On March 15, 2018, WWKL flipped to country music as part of a format swap with Nash FM-branded WZCY-FM (which concurrently took on WZCY-FM's CHR format and Hot branding). The move reduces signal overlap with Cumulus co-owned country station WIOV-FM (which targets the Lancaster, York and Reading radio markets), and gives the CHR format wider coverage in South Central Pennsylvania. Alongside the swap, the Nash FM format from WZCY-FM segued from a hot country format, to one focusing more on country songs and performers from the 1990s and 2000s,[13] the two stations have since swapped call signs.

HD radio[edit]

Cumulus Broadcasting began adding HD Radio equipment to some of its stations in 2005. One of the first ten stations to receive the new technology was WTPA, now WWKL.[14]

Translators[edit]

WZCY-HD2 programming is simulcast on the following translator:[15]

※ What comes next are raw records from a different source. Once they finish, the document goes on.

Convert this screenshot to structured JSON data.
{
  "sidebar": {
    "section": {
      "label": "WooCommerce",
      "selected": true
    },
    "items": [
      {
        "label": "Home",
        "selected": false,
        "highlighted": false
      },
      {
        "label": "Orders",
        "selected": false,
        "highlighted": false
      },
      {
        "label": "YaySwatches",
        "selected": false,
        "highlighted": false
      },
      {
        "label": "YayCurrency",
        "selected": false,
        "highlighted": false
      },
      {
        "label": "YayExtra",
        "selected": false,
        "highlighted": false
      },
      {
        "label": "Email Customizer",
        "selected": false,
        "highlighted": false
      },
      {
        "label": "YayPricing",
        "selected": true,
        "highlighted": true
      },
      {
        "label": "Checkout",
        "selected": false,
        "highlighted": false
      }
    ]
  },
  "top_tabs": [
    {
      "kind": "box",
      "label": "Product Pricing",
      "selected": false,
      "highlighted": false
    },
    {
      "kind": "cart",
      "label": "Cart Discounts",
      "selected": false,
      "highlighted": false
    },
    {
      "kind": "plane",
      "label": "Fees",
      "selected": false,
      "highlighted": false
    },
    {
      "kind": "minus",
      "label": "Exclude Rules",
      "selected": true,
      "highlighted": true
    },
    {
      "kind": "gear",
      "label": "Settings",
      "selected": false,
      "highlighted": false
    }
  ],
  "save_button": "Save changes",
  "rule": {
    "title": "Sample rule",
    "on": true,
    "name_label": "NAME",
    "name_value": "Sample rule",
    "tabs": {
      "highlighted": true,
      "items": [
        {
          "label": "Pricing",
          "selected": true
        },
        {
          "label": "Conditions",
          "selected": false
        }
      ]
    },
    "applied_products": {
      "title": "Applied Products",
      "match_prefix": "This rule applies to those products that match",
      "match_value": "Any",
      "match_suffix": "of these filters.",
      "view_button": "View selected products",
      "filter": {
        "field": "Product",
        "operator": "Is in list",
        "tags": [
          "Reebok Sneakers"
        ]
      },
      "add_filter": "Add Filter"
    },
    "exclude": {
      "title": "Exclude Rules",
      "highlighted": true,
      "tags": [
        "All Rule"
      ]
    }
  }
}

Broadcast translators of WZCY-HD2
Call sign Frequency
(MHz)
City of license Facility
ID
ERP
W
Height
m (ft)
Class FCC info
W243BR 96.5 Harrisburg, Pennsylvania 144131 200 221 m (725 ft) D FCC

References[edit]

  1. ^ a b Broadcasting & Cable Yearbook 1999 (PDF). 1999. p. D-380. Retrieved April 23, 2017. 
  2. ^ "FM Query Results for WZCY-FM, Federal Communications Commission". Retrieved 2016-04-28. 
  3. ^ a b c "History Cards for WZCY-FM". fcc.gov. Federal Communications Commission. Retrieved 2018-03-19. 
  4. ^ Portzline, Timothy (2011). Harrisburg Broadcasting. Charleston, South Carolina: Arcadia. p. 87. ISBN 9780738575070. 
  5. ^ Portzline, Timothy (2011). Harrisburg Broadcasting. Charleston, South Carolina: Arcadia. p. 99. ISBN 9780738575070. 
  6. ^ "FCC FM Broadcast Station Construction Permit" (PDF). Retrieved 2014-07-27. 
  7. ^ "Clear Channel gets AMFM". CNNMoney. 1999-10-04. Retrieved 2011-11-03. 
  8. ^ "Clear Channel-AMFM Merger Gets Approval". Los Angeles Times. Washington. 2000-08-30. Retrieved 2016-04-28. 
  9. ^ "Cumulus gets antitrust OK to buy Citadel". Reuters. 2011-09-08. Retrieved 2016-04-28. 
  10. ^ Venta, Lance (2011-09-15). "DOJ Approves Cumulus/Citadel Merger Pending Additional Spinoffs". RadioInsight.com. Retrieved 2016-04-28. 
  11. ^ "Radio dial rotates 93.5 WTPA, HOT 92.1 and other area stations are undergoing changes". Archived from the original on July 28, 2014. Retrieved July 27, 2014. 
  12. ^ Fybush, Scott (2011-09-12). "NY, PA Flooded; WEEI Moves to FM". NorthEast Radio Watch. Retrieved 2016-04-28. 
  13. ^ "Cumulus Completes Harrisburg Format Swap; Revamps Nash Lineup". RadioInsight. 2018-03-15. Retrieved 2018-03-16. 
  14. ^ Harnett, Mary Beth (2006-04-24). "Harris Corporation Announces Multi-Deal Agreement as Exclusive HD Radio(TM) Supplier to Cumulus Broadcasting". EE Times. UBM Canon. [dead link]
  15. ^ "Station Search Details". Federal Communications Commission. Retrieved 2016-04-16. 

External links[edit]